The current way of deducing value is based on a measurement and profit assessment. What is put in or taken out, must result in a marketable profit at the end. Goods and services are not valued at their core root, rather the projections of what the intrinsic value is, is measured against what the straight cost of manufacture is.

IMG_4717The remarkable missing link in all these projections of course is the natural ‘capital’ of an item and what the cost would be if that item was suddenly to disappear. Take for instance water. In no balance sheet is water considered as an irreplaceable asset. Without that value, its vital contribution is ignored; or in full hubris of man, considered ‘manageable’.
Without that factor, what is produceable can be sold to you at a ‘profit’. This makes sense to a point but then you pause and wonder; what is the true ‘cost’ of what I am ‘buying’? As the trend of ethical consumerism is on the rise it will cause a ripple effect and urge pause for thought for the consumers out there who do consider the full value chain of what it is they are buying in to.
I am one of them and gone are the days when I could just go and buy some washing powder, or heaven forbid, milk. The way in which it has been manufactured and brought to me becomes a very real consideration as to whether I will engage with that product or not. And as a result my current choices for every day goods are very limited.

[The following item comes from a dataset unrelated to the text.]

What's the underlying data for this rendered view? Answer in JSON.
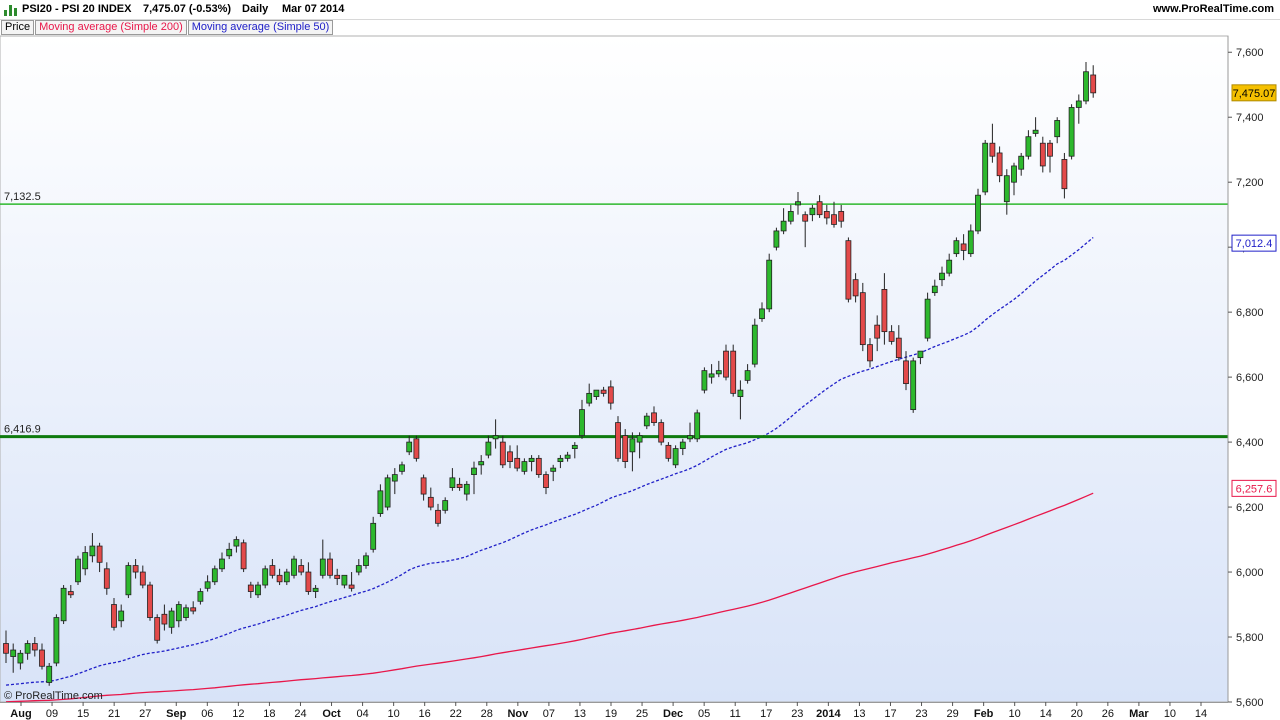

I was chatting to an editor friend of mine who runs a much more challenging publication than this and he said to me (jokingly), “After you have read what I have to say you will hardly want to buy or eat another thing, ever again.” This is a paradox I have to escape. Of all things, what I choose to wear, eat and fill my home with should not come at a cost of the values that I wish to see espoused in the world. Why should I be caught up in a paradigm of the ‘lesser of two evils’ when all around there are solutions for a remarkable and healthy lifestyle that can actually contribute to the planet?

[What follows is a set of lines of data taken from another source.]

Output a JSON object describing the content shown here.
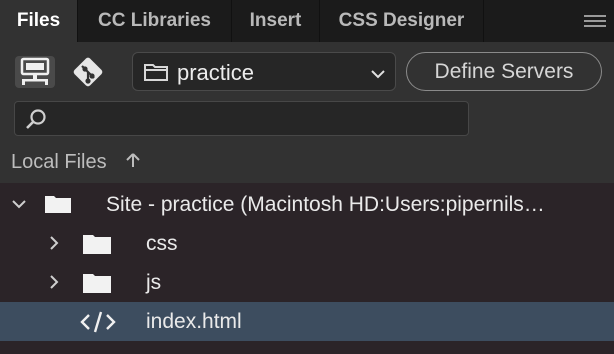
{
  "tabs": [
    {
      "label": "Files",
      "active": true
    },
    {
      "label": "CC Libraries",
      "active": false
    },
    {
      "label": "Insert",
      "active": false
    },
    {
      "label": "CSS Designer",
      "active": false
    }
  ],
  "toolbar": {
    "site_name": "practice",
    "define_servers_label": "Define Servers",
    "search_placeholder": ""
  },
  "section": {
    "title": "Local Files",
    "sort_arrow": "↑"
  },
  "tree": [
    {
      "name": "Site - practice (Macintosh HD:Users:pipernils…",
      "type": "site-root",
      "expanded": true
    },
    {
      "name": "css",
      "type": "folder",
      "expanded": false
    },
    {
      "name": "js",
      "type": "folder",
      "expanded": false
    },
    {
      "name": "index.html",
      "type": "html-file",
      "selected": true
    }
  ],
  "colors": {
    "selected_row": "#3d4d5f",
    "tree_background": "#2b2428",
    "panel_background": "#323232"
  }
}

As I write that I question my lifestyle; how I work, eat, participate, contribute and consume. This is the condition that comes from being active in the paradigm of economic and social awareness linked to environmental custodianship. Being conscious is not without its contradictions and as I run a hot bath in the face of a freezing day I acknowledge the many who can not do such a thing. As I drive to work and balance my ‘no-car’ day, I acknowledge the many who rely on a volatile pubic transport system to get them to the place they earn their living. As I walk past racks of meat in the supermarket, slaughtered in the conventional way, I block my ears against the injustice of factory farming and the heinous cruelty the mammals that feed so many have to live in before they end up as dinner.
Yet when the wish to change these practises is enthused, the black board reminder about the ‘economics’ of the impact of the decision takes the classroom stage. We are told that unless it makes sense on the balance sheet it will never be considered.
As I listen to this reasoning, my heart beats like an untimely clock and it asks loudly, “Who decides the value of the heart of things? At what stage does the unquantifiable overtake the bottom line of an accountant’s balance sheet and the health of an ecosystem or the value of a creature extend beyond that of a currency note and a shareholder’s limited interest?”

At what stage do the hearts that make up this world find a common reasoning to live with intent and the cause of common good, rather than profiteering and the concept of loss if we have a change of heart? What does that change of heart cost?